# Why are filter flare images centrally inverted?

A previous question asked about the origin of the ghost-like image of the fluorescent bulb on this image,

which turns out to be something called a filter flare, of which there are more examples here and here, and which is explained in this page as being caused by a combination of two reflections, one on the camera's sensor and then one on a filter (or any other flat optical element), probably outwards from the lens:

Image source, © Paul van Walree

I am specifically confused about why the 'ghost' image appears inverted (i.e. rotated by 180°); since it has undergone two reflections (with each one causing an inversion), naively, it should appear in the same orientation as the original image. Doing some rough additional ray tracings on the diagram above I can roughly see that the mirror image should indeed be inverted, but I'm struggling to square that with the rough heuristics that each reflection should cause an inversion. So what gives?

• Isn't that because the ghost image is reflected only once w.r.t the image formed? (but twice w.r.t the actual object being photographed) – Mo_ Jan 7 '17 at 23:49
• Did you even have a filter on the camera when you took this picture? Or are you referring to "filter flare" in the generic sense (i.e., lens flare)? I think that it's difficult to try to analyze and explain lens flare images for most modern lenses because unlike your drawing they actually may have lots of individual glass lens elements. My Nikon F/2.8 70-200mm lens has 21 separate glass elements in it. Try to ray-trace analyze that and determine what the flare image looks like. Even "simple" lenses such as a Nikon 50 mm f/1.8 may have 5 elements and can be very difficult to analyze for flare. – Samuel Weir Jan 8 '17 at 1:05
• @SamuelWeir The picture is clearly attributed and was not taken by me; why are you assuming that it was?
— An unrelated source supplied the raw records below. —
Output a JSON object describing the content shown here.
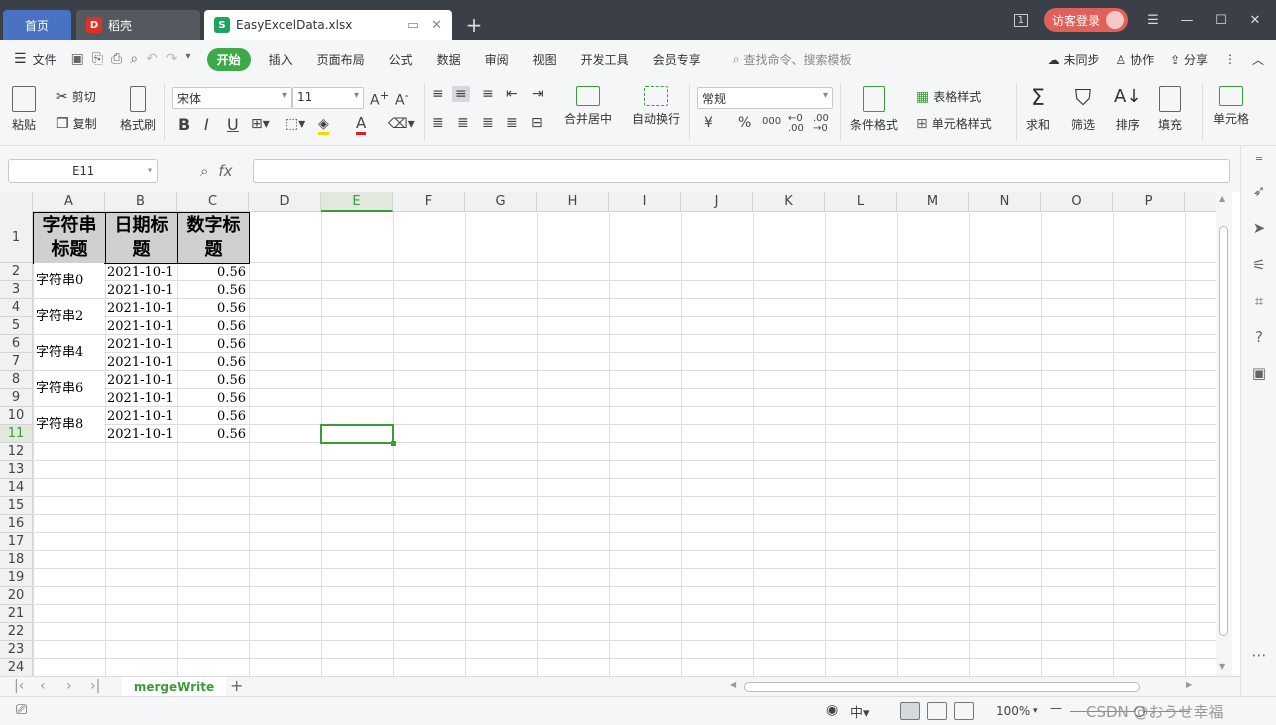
{
  "tabs": {
    "home": "首页",
    "daoke": "稻壳",
    "file": "EasyExcelData.xlsx",
    "daoke_logo": "D",
    "file_logo": "S"
  },
  "window": {
    "login": "访客登录",
    "page_badge": "1"
  },
  "menu": {
    "file": "文件",
    "start": "开始",
    "items": [
      "插入",
      "页面布局",
      "公式",
      "数据",
      "审阅",
      "视图",
      "开发工具",
      "会员专享"
    ],
    "search": "查找命令、搜索模板",
    "sync": "未同步",
    "collab": "协作",
    "share": "分享"
  },
  "ribbon": {
    "paste": "粘贴",
    "cut": "剪切",
    "copy": "复制",
    "format_painter": "格式刷",
    "font_name": "宋体",
    "font_size": "11",
    "merge_center": "合并居中",
    "wrap_text": "自动换行",
    "number_format": "常规",
    "currency": "¥",
    "percent": "%",
    "thousands": "000",
    "conditional_format": "条件格式",
    "table_style": "表格样式",
    "cell_style": "单元格样式",
    "sum": "求和",
    "filter": "筛选",
    "sort": "排序",
    "fill": "填充",
    "cell": "单元格"
  },
  "formula_bar": {
    "name_box": "E11",
    "fx": "fx",
    "formula": ""
  },
  "sheet": {
    "columns": [
      "A",
      "B",
      "C",
      "D",
      "E",
      "F",
      "G",
      "H",
      "I",
      "J",
      "K",
      "L",
      "M",
      "N",
      "O",
      "P"
    ],
    "selected_column": "E",
    "selected_row": "11",
    "rows": [
      "1",
      "2",
      "3",
      "4",
      "5",
      "6",
      "7",
      "8",
      "9",
      "10",
      "11",
      "12",
      "13",
      "14",
      "15",
      "16",
      "17",
      "18",
      "19",
      "20",
      "21",
      "22",
      "23",
      "24"
    ],
    "headers": [
      "字符串标题",
      "日期标题",
      "数字标题"
    ],
    "merged_strings": [
      "字符串0",
      "字符串2",
      "字符串4",
      "字符串6",
      "字符串8"
    ],
    "dates": [
      "2021-10-1",
      "2021-10-1",
      "2021-10-1",
      "2021-10-1",
      "2021-10-1",
      "2021-10-1",
      "2021-10-1",
      "2021-10-1",
      "2021-10-1",
      "2021-10-1"
    ],
    "numbers": [
      "0.56",
      "0.56",
      "0.56",
      "0.56",
      "0.56",
      "0.56",
      "0.56",
      "0.56",
      "0.56",
      "0.56"
    ],
    "tab_name": "mergeWrite"
  },
  "status": {
    "zoom": "100%",
    "watermark": "CSDN @おうせ幸福"
  }
}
In any case, the question is about the general phenomenon as displayed in the multiple examples I linked to and not to any single instance. – Emilio Pisanty Jan 8 '17 at 1:07
• @Elilio Pisanty - OK, I see the attribution now. The fact is that lens flare does not require that a filter be in place and is not necessarily due to reflection off the sensor/film. There are lots of glass elements in a typical lens. – Samuel Weir Jan 8 '17 at 1:08
• @SamuelWeir (a) I would appreciate a correct spelling of my name, (b) you obviously still haven't seen the attribution or you would understand that I neither took the picture, nor know whether it did or didn't employ a filter, and indeed if you had followed the link you would have seen (c) me asking precisely that question of the photographer, which is as yet unanswered. And, I stress again, (d) my question here is not about any one picture but the phenomenon in general, so I don't see how your question is pertinent. – Emilio Pisanty Jan 8 '17 at 1:12

• Sorry, but this makes no sense: of course the film (/sensor) is causing a reflection. As appealing as it is to thing that the light goes along the black arrows and then back along the same ray with the blue arrows, that's not what happens - instead, a ray an angle $\theta$ above the horizontal will come out at angle $-\theta$. – Emilio Pisanty Jan 8 '17 at 0:54
• @EmilioPisanty no, I'm not handwaving, and your first comment is a misinterpretation of what the diagram is trying to indicate. It's a diffuse reflection, so the rays don't just come out at angle $-\theta$ but at all angles. If they came out at $-\theta$ then most of them would just hit the lens casing. – Nathaniel Jan 8 '17 at 10:03